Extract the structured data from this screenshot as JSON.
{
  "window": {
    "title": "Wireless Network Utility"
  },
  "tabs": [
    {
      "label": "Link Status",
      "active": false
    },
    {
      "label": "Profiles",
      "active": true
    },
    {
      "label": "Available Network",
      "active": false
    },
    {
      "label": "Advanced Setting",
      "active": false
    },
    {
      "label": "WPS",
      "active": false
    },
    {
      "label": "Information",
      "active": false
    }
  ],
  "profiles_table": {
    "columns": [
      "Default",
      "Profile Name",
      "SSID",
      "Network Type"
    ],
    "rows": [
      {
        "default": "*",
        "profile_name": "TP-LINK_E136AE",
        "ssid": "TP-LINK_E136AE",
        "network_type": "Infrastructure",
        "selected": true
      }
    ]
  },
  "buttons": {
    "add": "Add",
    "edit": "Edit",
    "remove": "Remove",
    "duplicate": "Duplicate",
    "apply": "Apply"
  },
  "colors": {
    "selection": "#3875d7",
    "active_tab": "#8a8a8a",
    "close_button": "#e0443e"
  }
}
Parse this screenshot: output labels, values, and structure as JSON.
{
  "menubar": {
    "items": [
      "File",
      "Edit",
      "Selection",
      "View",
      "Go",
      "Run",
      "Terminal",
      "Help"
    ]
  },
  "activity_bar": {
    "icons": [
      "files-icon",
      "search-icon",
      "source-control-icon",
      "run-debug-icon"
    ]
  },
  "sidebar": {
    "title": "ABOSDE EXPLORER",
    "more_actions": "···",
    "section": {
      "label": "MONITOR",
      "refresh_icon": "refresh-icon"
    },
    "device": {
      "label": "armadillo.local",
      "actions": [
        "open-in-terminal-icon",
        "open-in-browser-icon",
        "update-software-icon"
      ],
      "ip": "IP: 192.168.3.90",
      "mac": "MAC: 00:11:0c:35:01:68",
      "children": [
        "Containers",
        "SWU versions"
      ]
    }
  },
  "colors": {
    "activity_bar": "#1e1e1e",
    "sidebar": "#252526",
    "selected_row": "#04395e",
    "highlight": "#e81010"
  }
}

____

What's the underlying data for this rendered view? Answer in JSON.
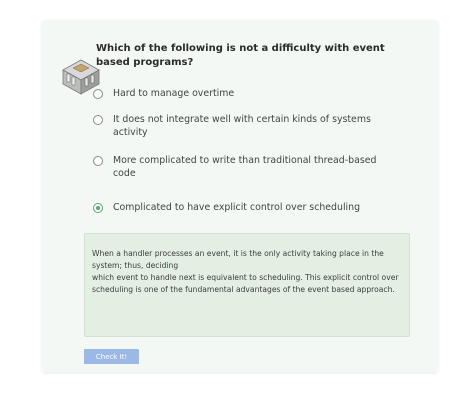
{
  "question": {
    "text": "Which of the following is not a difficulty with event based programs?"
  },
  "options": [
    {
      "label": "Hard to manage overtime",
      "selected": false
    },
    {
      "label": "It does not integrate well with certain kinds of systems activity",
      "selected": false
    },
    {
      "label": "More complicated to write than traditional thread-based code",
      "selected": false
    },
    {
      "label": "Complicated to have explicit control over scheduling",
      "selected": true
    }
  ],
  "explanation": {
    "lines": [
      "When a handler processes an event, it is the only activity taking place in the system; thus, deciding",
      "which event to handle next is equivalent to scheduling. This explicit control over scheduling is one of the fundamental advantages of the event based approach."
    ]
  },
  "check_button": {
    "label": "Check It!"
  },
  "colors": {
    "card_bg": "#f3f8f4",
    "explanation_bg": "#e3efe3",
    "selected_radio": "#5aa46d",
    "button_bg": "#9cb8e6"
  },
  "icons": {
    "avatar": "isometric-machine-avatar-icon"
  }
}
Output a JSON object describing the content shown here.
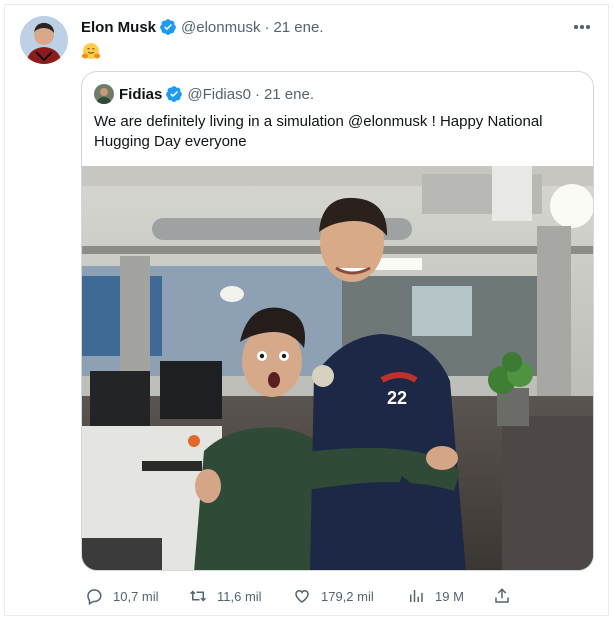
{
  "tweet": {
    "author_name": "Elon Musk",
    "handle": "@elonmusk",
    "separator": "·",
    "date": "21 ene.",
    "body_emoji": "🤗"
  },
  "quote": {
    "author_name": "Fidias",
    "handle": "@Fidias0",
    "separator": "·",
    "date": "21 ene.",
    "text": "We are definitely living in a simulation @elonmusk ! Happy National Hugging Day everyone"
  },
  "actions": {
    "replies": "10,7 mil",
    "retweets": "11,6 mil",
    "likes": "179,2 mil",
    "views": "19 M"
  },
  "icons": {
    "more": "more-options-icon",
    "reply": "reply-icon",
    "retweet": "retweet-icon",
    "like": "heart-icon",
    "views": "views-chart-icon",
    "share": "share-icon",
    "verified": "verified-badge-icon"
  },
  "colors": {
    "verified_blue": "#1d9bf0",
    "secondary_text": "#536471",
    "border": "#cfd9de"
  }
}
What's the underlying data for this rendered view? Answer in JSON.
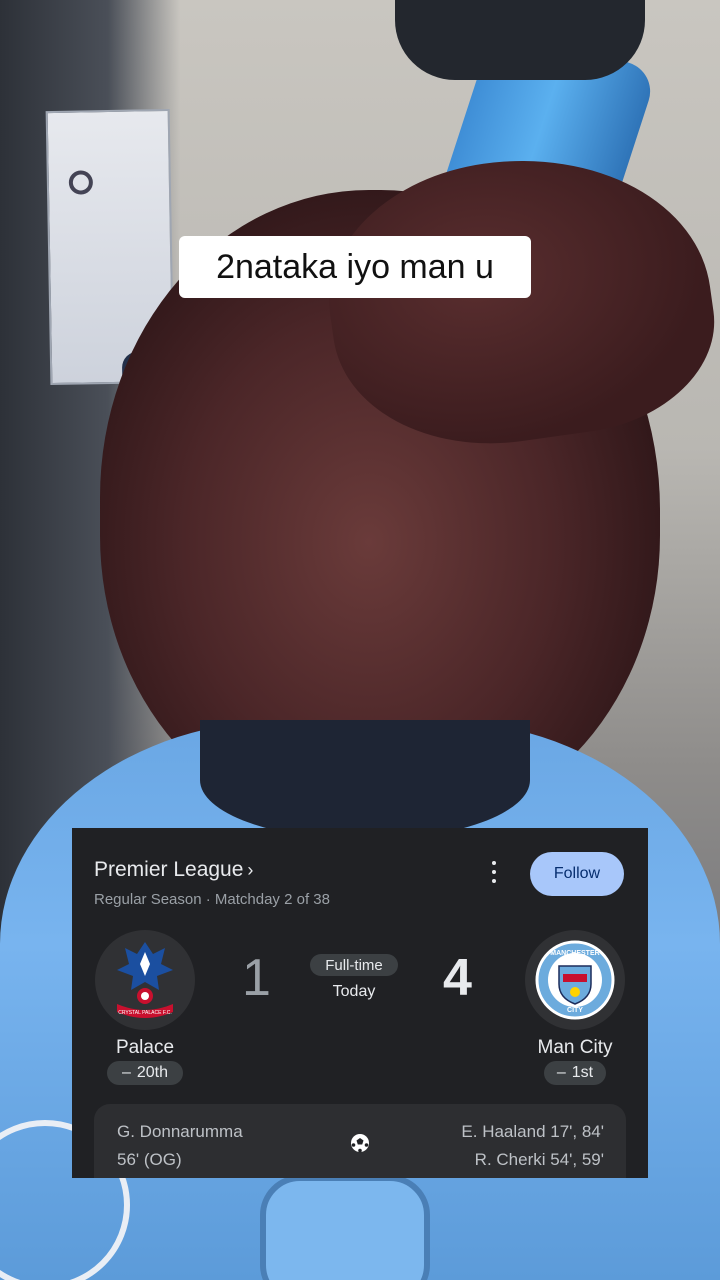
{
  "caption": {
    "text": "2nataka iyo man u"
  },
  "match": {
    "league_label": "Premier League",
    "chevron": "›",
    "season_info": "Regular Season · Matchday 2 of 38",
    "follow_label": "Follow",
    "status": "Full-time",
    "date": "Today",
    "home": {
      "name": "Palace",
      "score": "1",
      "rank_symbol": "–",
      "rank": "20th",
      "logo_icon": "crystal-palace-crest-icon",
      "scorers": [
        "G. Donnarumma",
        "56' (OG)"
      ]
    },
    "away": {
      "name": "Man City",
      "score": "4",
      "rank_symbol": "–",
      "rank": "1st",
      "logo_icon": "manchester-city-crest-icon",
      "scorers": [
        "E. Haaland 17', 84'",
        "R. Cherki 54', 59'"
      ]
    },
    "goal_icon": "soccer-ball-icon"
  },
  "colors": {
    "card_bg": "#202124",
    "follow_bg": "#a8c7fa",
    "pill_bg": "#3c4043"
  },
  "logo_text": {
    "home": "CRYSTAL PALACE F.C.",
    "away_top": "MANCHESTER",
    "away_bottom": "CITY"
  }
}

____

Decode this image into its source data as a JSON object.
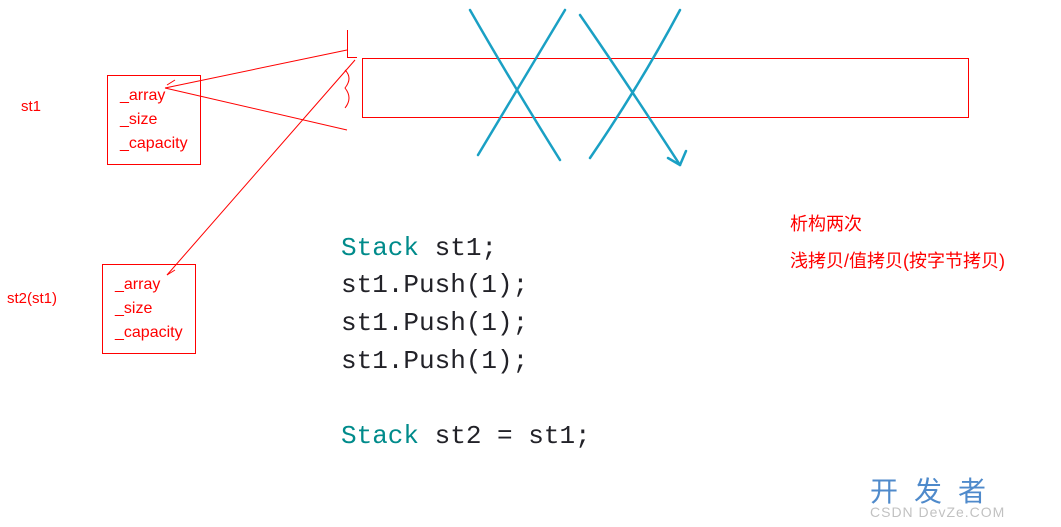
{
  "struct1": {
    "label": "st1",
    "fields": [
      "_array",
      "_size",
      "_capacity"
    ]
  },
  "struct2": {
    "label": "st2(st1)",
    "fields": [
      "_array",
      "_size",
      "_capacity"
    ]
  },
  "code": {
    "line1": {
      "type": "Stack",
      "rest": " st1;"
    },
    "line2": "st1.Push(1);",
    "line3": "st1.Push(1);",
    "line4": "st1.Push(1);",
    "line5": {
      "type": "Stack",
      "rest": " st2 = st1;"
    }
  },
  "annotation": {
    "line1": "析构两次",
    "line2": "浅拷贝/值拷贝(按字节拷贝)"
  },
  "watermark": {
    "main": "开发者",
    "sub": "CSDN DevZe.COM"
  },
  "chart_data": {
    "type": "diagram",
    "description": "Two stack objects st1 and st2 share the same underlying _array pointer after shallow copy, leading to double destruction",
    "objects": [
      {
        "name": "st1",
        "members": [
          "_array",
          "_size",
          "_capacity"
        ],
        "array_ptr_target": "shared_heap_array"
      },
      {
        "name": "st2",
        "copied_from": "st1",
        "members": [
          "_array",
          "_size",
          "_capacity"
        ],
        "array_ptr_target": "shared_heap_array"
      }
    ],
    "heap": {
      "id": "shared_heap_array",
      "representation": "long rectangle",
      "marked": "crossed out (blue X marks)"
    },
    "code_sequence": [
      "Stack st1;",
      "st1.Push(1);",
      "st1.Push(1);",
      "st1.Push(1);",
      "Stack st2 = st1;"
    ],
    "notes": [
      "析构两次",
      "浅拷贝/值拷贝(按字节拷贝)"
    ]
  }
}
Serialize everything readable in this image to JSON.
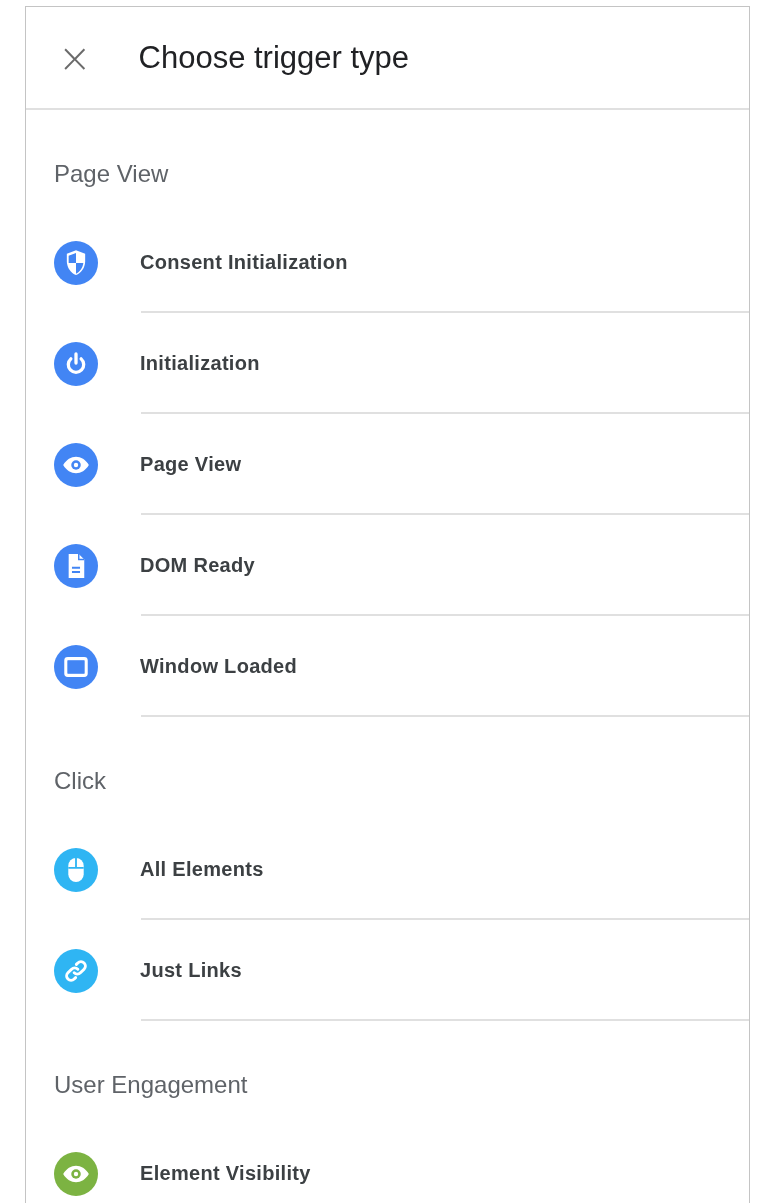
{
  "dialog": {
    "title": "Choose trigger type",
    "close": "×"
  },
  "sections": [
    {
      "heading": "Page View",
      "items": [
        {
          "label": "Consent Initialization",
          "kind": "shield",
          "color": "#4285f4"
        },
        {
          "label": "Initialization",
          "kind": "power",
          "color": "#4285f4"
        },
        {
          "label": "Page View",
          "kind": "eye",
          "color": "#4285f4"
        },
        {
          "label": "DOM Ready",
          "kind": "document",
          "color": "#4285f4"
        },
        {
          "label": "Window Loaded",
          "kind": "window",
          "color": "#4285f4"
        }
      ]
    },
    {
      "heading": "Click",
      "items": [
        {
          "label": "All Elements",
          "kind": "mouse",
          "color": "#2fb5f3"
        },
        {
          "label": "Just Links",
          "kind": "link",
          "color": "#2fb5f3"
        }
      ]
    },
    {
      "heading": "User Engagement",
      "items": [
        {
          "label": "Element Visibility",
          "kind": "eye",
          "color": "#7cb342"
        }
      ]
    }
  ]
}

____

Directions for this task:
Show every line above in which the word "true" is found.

Task solution:
      "active": true
        "selected": true
      "selected": true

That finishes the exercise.